|The first $400,000||1.75%|
|The next $350,000||1.25%|
|The next $250,000||1.00%|
|The next $2 million||0.75%|
|The next $7 million||0.60%|
|The next $15 million||0.50%|
|Above $25 million||Negotiable|
The above fees cover advisory, trading and custodian costs when clients use one of the program’s custodians, which includes E*TRADE Advisor Services, TD Ameritrade, Fidelity and Schwab. Transactions executed at other firms will come with a fee. Clients are also responsible for paying internal mutual fund and ETF fees as well as annuity fees.
Fees for financial plans: Financial planning, including the development and presentation of a one-time plan, typically runs $800, although the fee can be waived. Workers in certain industries, as well as members of specific professional associations, can get that fee waived. The firm also may waive the financial planning fee when clients make a pledge, or other philanthropic donation, to unaffiliated nonprofits, such as PBS. The value of these pledges may or may not cover the $800 charge.
Fees for online advice: For online advice, clients pay up to $300 per year, depending on the service.
Edelman Financial Engines disciplinary disclosures
Edelman Financial Engines discloses one disciplinary event, detailed further on firm founder Ric Edelman’s individual SEC profile, related to a failure to register as an investment advisor in the state of Illinois. The problem arose after a client of the firm moved to Illinois without the firm’s knowledge, bringing its total tally of clients in the state above the threshold at which a firm is required to register. The firm paid a fine, and later, Ric Edelman was individually assessed an additional fine related to the event after a firm employee failed to disclose the prior fine on paperwork.
In Form ADV paperwork filed with the SEC, all registered investment advisors are required to disclose any legal, regulatory or criminal action over the last 10 years that is material to a client’s evaluation of the advisory business or the integrity of the management team.
For more on Edelman Financial Engines, go to the firm’s IAPD page.
Edelman Financial Engines onboarding process
To reach out to Edelman Financial Engines, potential clients have a couple of options:
- Call the firm directly at 888-PLAN-RIC
- Fill out the Contact Us form on the top right of their website

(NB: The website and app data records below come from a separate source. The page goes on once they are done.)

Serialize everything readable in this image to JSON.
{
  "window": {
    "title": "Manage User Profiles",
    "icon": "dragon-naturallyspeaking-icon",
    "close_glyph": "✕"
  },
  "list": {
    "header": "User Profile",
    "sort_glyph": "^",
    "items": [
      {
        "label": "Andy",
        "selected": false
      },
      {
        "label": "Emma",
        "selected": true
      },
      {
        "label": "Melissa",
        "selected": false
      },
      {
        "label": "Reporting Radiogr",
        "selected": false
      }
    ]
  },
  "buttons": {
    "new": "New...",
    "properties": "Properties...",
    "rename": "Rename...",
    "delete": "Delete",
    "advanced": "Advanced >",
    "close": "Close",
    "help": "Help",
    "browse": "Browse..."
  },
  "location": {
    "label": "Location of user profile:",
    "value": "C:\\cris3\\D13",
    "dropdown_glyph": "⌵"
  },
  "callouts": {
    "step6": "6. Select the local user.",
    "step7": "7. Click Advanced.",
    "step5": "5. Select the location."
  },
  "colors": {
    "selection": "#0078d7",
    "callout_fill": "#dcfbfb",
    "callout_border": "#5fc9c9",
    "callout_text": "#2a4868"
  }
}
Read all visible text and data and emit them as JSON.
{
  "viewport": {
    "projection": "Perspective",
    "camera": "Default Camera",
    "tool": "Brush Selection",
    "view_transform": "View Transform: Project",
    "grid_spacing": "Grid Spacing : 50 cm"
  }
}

After clients begin working with an advisor, they can expect to be contacted annually to make sure no changes to their financial or personal information have occurred that impact their investment choices. Clients using the online advice services are in charge of monitoring their own accounts. Any time changes occur, clients should proactively reach out to the firm.
Clients of the firm will receive quarterly written reports about their investment portfolios.
Where Edelman Financial Engines is located
Edelman Financial has over 150 office locations. Specifically, the firm has offices in the following states:
- New Jersey
- New Mexico
- New York
- North Carolina
- Rhode Island
- South Carolina
Is Edelman Financial Engines right for you?
Employees should take advantage of any Edelman Financial Engines services offered through their workplaces at no cost to workers. Beyond that, modest- and high-income investors looking for a fee-only advisor to dole out unbiased financial guidance can consider Edelman. Investors seeking low-cost investment guidance, or those not in close proximity to one of office locations, can consider the online advice tool. Retirees may consider the firm’s specialized services that help retirees create regular income streams.
That said, investors looking for a lot of exposure to products beyond mutual funds and ETFs may want to look elsewhere, since the firm focuses primarily on these products, along with stocks and bonds, rather than alternative investments. Be sure to research multiple firms to ensure you find the right advisor for you.
The “Find a Financial Advisor” links contained in this article will direct you to webpages devoted to MagnifyMoney Advisor (“MMA”). After completing a brief questionnaire, you will be matched with certain financial advisers who participate in MMA’s referral program, which may or may not include the investment advisers discussed.